▶ Your task:
In the lines below, the string "screenshot" may appear; say how many lines hold it and give nothing more.

(Dataset rows describing interfaces)
-=-=-

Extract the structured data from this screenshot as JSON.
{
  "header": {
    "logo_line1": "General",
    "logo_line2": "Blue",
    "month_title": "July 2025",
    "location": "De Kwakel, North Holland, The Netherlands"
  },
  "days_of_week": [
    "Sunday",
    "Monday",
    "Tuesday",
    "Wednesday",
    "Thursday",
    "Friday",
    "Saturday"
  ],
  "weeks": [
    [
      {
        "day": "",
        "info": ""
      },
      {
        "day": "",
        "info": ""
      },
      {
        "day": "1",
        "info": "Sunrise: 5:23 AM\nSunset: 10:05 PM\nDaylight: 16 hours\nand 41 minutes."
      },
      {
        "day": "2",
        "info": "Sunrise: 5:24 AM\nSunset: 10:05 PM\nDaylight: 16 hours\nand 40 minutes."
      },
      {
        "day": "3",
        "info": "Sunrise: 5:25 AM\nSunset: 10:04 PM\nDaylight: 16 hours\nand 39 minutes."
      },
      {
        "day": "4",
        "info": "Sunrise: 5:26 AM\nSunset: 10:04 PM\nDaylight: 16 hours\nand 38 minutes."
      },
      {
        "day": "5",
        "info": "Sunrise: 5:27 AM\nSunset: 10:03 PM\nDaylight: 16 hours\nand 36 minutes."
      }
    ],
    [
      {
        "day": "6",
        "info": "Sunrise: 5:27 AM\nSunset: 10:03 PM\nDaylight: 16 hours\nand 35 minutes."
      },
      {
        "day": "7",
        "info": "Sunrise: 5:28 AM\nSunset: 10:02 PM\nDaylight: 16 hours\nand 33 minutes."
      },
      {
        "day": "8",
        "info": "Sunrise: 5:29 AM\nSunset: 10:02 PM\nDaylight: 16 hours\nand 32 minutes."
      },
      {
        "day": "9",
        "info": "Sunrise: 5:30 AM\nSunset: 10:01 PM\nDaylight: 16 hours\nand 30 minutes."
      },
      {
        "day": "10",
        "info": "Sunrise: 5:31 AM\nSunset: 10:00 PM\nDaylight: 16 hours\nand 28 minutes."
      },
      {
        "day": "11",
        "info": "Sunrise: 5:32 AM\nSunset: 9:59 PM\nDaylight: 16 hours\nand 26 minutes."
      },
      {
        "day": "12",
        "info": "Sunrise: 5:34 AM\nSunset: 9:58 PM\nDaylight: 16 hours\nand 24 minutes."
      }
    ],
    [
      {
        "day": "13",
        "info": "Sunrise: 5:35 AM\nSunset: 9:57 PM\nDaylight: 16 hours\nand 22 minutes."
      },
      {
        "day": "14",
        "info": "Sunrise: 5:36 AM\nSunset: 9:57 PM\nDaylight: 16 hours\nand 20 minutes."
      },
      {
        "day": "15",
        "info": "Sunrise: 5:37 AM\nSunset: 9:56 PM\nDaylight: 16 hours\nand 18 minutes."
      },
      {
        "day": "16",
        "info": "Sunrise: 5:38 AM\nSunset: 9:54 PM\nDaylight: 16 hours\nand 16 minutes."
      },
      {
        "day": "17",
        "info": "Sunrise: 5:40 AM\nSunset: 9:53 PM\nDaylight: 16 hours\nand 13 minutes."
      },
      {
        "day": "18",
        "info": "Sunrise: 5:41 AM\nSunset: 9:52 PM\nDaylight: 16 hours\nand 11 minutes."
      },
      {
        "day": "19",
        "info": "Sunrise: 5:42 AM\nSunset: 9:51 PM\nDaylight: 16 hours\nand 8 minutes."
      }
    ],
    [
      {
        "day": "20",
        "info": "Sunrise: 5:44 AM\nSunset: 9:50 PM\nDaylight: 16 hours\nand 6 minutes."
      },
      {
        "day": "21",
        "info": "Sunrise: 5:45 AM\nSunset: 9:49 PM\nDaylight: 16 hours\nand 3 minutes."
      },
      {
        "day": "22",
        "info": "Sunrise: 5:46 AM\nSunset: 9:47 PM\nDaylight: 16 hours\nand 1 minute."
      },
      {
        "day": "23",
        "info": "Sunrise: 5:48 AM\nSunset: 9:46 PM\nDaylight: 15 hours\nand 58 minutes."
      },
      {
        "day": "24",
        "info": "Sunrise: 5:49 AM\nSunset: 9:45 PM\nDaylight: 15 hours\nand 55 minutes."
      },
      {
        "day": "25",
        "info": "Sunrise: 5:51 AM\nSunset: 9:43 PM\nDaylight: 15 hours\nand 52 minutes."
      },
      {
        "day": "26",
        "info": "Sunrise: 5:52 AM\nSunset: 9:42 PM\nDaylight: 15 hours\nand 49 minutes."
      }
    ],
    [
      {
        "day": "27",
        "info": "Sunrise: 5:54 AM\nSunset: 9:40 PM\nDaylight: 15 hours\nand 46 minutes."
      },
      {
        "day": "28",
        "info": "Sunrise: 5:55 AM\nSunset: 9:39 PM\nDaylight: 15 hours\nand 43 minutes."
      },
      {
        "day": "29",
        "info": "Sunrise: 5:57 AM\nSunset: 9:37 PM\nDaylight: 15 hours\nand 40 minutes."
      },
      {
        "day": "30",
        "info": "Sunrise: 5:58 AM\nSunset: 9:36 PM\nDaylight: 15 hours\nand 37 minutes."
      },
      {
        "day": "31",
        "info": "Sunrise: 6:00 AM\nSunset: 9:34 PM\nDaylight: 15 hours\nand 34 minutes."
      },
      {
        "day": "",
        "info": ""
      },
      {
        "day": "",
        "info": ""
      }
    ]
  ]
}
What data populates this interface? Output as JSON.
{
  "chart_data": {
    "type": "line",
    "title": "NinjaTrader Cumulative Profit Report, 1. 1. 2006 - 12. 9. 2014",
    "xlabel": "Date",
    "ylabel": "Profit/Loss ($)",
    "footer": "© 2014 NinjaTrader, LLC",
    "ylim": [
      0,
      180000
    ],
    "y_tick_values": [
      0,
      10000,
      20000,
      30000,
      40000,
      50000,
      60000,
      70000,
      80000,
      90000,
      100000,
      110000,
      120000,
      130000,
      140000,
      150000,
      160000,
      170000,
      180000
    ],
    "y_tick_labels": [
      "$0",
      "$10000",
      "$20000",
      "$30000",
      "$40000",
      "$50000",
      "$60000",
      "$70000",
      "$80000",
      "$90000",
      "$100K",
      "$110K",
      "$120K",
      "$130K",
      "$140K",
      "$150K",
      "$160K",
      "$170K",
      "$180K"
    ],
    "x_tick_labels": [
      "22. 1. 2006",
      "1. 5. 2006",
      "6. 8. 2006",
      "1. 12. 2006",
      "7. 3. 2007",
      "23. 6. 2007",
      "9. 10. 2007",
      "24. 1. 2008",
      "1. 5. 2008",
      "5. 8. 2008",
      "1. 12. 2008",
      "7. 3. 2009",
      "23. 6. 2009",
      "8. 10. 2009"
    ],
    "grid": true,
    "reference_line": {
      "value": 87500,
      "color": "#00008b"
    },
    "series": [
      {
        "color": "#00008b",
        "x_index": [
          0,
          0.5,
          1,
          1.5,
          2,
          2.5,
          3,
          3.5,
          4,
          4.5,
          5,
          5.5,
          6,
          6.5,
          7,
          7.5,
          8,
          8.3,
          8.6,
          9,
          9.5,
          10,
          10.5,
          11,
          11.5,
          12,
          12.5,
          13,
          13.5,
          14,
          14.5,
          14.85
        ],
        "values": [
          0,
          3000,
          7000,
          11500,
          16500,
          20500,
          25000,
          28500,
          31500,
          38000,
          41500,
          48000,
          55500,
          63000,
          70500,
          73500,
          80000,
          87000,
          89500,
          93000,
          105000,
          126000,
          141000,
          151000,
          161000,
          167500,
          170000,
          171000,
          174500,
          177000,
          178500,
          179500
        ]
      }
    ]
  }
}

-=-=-

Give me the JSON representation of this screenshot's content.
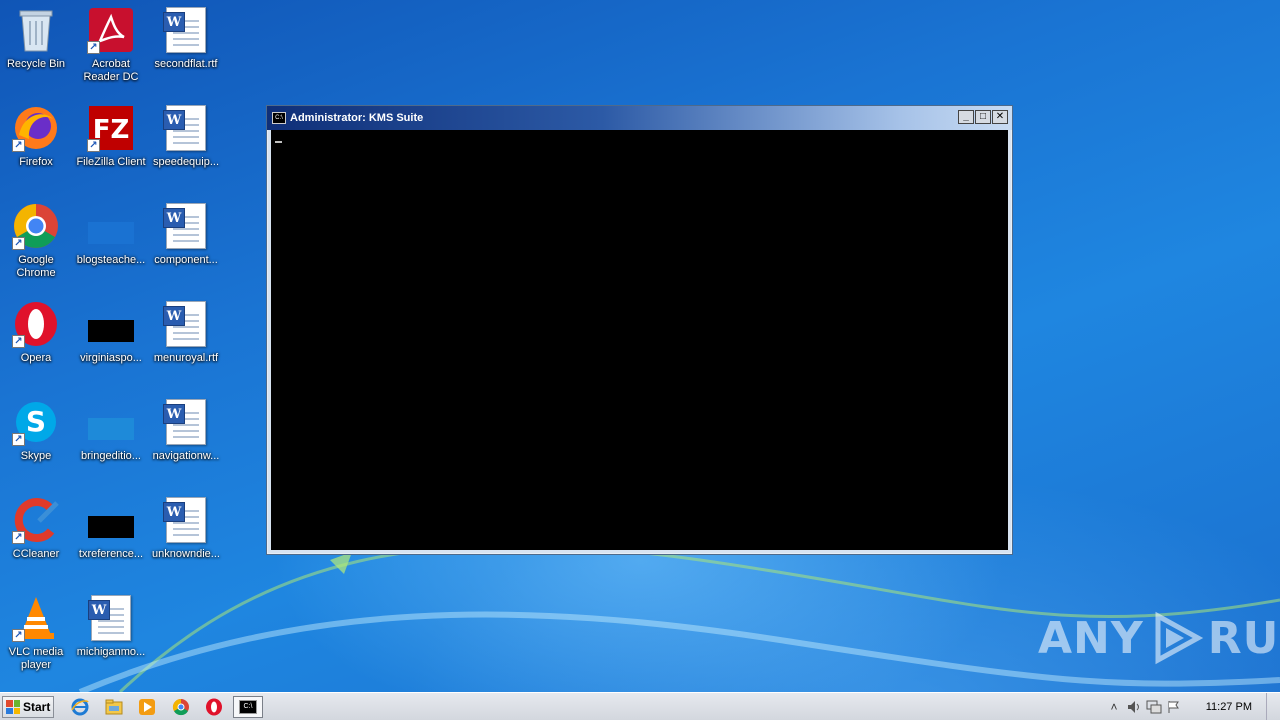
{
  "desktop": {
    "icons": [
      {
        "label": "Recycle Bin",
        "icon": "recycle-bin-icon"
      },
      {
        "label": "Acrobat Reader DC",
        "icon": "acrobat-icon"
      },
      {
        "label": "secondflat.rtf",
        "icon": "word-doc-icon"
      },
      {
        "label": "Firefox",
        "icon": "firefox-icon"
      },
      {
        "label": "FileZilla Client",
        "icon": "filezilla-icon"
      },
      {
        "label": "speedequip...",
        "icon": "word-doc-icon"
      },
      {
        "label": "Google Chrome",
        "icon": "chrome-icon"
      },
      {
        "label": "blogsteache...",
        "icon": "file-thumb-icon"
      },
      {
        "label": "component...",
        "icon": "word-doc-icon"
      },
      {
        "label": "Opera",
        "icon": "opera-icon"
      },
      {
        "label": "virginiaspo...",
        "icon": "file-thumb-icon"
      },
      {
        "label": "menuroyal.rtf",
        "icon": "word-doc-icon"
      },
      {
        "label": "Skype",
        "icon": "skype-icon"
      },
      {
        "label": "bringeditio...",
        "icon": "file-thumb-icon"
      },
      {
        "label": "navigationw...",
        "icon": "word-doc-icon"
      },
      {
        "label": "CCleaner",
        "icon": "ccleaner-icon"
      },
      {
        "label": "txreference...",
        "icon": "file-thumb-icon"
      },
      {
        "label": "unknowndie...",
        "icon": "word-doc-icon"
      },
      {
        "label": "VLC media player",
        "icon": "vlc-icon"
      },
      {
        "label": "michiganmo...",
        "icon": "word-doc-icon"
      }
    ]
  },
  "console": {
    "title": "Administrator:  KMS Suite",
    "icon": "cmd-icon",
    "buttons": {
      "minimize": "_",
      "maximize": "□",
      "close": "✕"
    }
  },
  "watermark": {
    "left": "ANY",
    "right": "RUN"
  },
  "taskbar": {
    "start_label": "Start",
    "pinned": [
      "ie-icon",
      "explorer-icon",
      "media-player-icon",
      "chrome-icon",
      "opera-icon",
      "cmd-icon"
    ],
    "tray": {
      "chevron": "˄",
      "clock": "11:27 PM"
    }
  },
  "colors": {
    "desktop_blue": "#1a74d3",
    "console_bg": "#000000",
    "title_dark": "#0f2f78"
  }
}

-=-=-

▶ Written response:
2